Processed and Fast Food
Processed and fast foods are often high in salt, sugar and unhealthy fats. Avoiding these is a good idea for anyone with kidney problems. This includes snack foods like chips, crackers and cookies as well as prepackaged frozen meals, canned soups and other convenience foods. Even foods that may seem healthy -- like canned vegetables and fruits -- may be high in salt or sugar. Low-sodium canned or frozen vegetables and fruits packed without added sugar are a good option when fresh produce is not available.
Too Much Protein
You may need to limit the amount of protein you eat since excessive protein intake can make kidney problems worse. The National Kidney Disease Education Program advised in June 2014 that people with chronic kidney disease limit daily protein consumption to roughly 0.36 to 0.45 g per pound of body weight. This moderate approach to protein consumption provides approximately 54 to 67.5 g of protein daily for a 150-pound person and allows for a modest serving of protein with each meal.
Foods High in Potassium and Phosphorus
Depending on the type and severity of kidney problems you are experiencing, you may be advised to limit foods high in potassium and phosphorus since these minerals can build up in the blood when the kidneys are not functioning properly. Your health care provider may advise you to avoid salt substitutes that might be high in potassium and limit foods that are potassium-rich. These include milk, yogurt, avocados, bananas and many other fruits and vegetables, nuts, seeds and beans. Foods high in phosphorus include most soft drinks, dairy products, nuts, liver and beans.
A Word of Caution
When your kidneys are not functioning normally, your blood might become too acidic or your potassium levels might rise to abnormal levels -- which can be influenced by your diet. Symptoms of these chemical imbalances include nausea, vomiting, fatigue, numbness, tingling, skipped heartbeats, dizziness when standing and weakness. Contact your doctor right away if you experience any of these symptoms.
Is This an Emergency?
- National Institues of Health: National Kidney Disease Education Program: Chronic Kidney Disease (CKD) and Diet -- Assessment, Management, and Treatment
- Kidney International: KDIGO 2012 Clinical Practice Guideline for the Evaluation and Management of Chronic Kidney Disease
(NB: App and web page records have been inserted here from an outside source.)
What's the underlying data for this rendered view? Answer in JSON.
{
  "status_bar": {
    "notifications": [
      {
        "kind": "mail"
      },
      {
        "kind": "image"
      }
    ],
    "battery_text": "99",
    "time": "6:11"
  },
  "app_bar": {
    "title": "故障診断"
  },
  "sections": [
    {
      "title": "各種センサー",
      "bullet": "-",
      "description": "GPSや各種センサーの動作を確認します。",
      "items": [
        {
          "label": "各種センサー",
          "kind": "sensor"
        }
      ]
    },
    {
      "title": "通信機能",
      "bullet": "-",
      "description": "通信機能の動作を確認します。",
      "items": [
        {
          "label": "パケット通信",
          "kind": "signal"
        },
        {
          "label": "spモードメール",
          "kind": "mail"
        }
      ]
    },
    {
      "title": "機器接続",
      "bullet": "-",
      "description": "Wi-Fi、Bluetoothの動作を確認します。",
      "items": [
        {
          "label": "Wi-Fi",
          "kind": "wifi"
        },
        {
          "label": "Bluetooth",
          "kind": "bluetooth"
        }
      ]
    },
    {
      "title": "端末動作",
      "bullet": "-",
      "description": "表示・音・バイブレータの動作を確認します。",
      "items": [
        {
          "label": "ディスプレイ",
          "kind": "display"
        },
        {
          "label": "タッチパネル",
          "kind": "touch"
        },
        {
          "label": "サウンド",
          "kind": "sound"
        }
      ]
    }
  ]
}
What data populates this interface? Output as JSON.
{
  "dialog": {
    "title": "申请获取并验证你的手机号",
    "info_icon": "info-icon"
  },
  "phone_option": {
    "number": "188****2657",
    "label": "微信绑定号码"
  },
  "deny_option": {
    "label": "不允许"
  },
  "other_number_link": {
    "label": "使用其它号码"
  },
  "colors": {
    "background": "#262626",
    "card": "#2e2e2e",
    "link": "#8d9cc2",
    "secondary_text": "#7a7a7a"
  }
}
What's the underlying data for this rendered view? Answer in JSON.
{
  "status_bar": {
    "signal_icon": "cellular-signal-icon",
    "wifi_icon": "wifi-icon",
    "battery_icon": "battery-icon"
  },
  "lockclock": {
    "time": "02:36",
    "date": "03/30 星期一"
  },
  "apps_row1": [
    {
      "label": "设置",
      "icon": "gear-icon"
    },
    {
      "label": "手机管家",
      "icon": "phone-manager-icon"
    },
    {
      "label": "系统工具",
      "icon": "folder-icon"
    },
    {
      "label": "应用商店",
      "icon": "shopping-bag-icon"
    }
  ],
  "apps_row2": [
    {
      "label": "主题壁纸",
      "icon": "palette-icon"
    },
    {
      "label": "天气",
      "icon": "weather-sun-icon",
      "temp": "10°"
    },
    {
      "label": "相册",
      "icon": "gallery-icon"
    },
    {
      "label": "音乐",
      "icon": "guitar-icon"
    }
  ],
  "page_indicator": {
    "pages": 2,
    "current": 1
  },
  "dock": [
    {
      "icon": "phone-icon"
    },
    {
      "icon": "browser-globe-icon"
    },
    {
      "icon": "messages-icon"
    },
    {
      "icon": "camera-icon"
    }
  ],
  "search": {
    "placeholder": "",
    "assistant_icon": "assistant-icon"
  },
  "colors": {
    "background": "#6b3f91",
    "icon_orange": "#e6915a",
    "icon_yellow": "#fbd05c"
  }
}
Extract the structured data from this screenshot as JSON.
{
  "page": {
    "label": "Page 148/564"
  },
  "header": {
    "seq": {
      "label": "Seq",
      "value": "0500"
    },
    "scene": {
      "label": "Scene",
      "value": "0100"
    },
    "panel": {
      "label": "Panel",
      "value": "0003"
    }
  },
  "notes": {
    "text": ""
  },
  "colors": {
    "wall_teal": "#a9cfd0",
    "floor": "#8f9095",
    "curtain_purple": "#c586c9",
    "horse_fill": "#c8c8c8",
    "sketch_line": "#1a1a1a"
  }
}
- Merck Manual: Chronic Kidney Disease
- National Kidney Foundation: Potassium and Your CKD Diet
- National Kidney Foundation: Phosphorus and Your CKD Diet